● **THE PROBLEM**
After counting the lines below that contain "mora", reply with that number alone.

● **DATA EXTRACTS**
*** Block opens ***

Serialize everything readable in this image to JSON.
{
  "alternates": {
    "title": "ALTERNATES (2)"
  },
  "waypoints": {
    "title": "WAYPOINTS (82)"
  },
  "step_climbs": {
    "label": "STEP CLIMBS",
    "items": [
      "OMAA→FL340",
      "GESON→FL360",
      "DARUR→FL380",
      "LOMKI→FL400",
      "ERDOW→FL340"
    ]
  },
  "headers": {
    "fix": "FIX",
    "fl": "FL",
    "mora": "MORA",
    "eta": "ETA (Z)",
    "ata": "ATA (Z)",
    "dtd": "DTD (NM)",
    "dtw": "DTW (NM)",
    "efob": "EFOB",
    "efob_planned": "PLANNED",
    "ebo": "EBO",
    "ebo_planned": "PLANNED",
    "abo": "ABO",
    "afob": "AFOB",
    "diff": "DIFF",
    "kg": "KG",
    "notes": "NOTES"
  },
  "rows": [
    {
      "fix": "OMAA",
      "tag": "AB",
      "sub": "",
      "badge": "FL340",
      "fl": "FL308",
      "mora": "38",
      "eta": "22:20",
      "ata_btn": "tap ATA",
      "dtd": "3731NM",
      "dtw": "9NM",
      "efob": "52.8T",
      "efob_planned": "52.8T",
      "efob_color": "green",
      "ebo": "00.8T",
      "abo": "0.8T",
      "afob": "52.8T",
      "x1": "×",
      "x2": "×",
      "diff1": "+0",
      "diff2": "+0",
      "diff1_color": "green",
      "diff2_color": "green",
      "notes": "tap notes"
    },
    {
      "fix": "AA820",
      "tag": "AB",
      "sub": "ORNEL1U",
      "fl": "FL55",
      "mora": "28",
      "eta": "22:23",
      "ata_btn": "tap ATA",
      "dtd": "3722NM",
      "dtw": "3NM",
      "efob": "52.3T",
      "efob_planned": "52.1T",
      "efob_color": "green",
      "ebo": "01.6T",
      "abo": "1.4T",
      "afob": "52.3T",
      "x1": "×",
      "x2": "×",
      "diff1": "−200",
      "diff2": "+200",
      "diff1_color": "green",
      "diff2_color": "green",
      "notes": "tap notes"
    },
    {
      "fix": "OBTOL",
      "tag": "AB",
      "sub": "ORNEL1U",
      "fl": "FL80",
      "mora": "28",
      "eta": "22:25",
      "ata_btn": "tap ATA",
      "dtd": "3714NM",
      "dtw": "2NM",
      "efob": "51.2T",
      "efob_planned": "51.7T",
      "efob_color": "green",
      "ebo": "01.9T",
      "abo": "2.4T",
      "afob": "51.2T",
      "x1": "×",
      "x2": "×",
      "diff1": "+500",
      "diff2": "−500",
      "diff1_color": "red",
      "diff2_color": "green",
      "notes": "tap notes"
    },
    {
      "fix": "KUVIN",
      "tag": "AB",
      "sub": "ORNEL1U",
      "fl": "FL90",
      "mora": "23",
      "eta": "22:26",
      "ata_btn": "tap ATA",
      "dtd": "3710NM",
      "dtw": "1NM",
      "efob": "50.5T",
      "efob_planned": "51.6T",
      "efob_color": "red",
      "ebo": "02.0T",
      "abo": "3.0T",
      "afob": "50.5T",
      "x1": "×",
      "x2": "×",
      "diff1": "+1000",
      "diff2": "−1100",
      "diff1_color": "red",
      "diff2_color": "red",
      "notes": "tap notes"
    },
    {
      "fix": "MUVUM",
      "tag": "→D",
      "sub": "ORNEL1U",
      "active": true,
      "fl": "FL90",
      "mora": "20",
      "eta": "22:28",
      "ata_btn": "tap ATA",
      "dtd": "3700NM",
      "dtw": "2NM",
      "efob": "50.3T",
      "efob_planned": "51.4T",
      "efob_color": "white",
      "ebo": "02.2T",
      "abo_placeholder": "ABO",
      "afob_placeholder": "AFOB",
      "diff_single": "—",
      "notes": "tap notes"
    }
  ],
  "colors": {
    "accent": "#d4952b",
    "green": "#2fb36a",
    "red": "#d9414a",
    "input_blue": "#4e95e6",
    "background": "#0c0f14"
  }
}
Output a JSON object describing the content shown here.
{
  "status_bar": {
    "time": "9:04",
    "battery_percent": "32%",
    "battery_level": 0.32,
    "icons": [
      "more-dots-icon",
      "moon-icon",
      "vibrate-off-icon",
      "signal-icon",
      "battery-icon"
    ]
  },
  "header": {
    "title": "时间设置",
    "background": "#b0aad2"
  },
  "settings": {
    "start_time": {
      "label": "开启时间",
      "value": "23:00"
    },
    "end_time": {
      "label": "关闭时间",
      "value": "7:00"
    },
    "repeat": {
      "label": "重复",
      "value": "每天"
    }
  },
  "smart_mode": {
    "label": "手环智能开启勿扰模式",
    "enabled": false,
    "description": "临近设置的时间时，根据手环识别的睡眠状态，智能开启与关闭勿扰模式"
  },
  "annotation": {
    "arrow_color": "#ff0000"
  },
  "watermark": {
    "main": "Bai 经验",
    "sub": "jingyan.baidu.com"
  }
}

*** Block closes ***

● **FINISHED EXERCISE**
6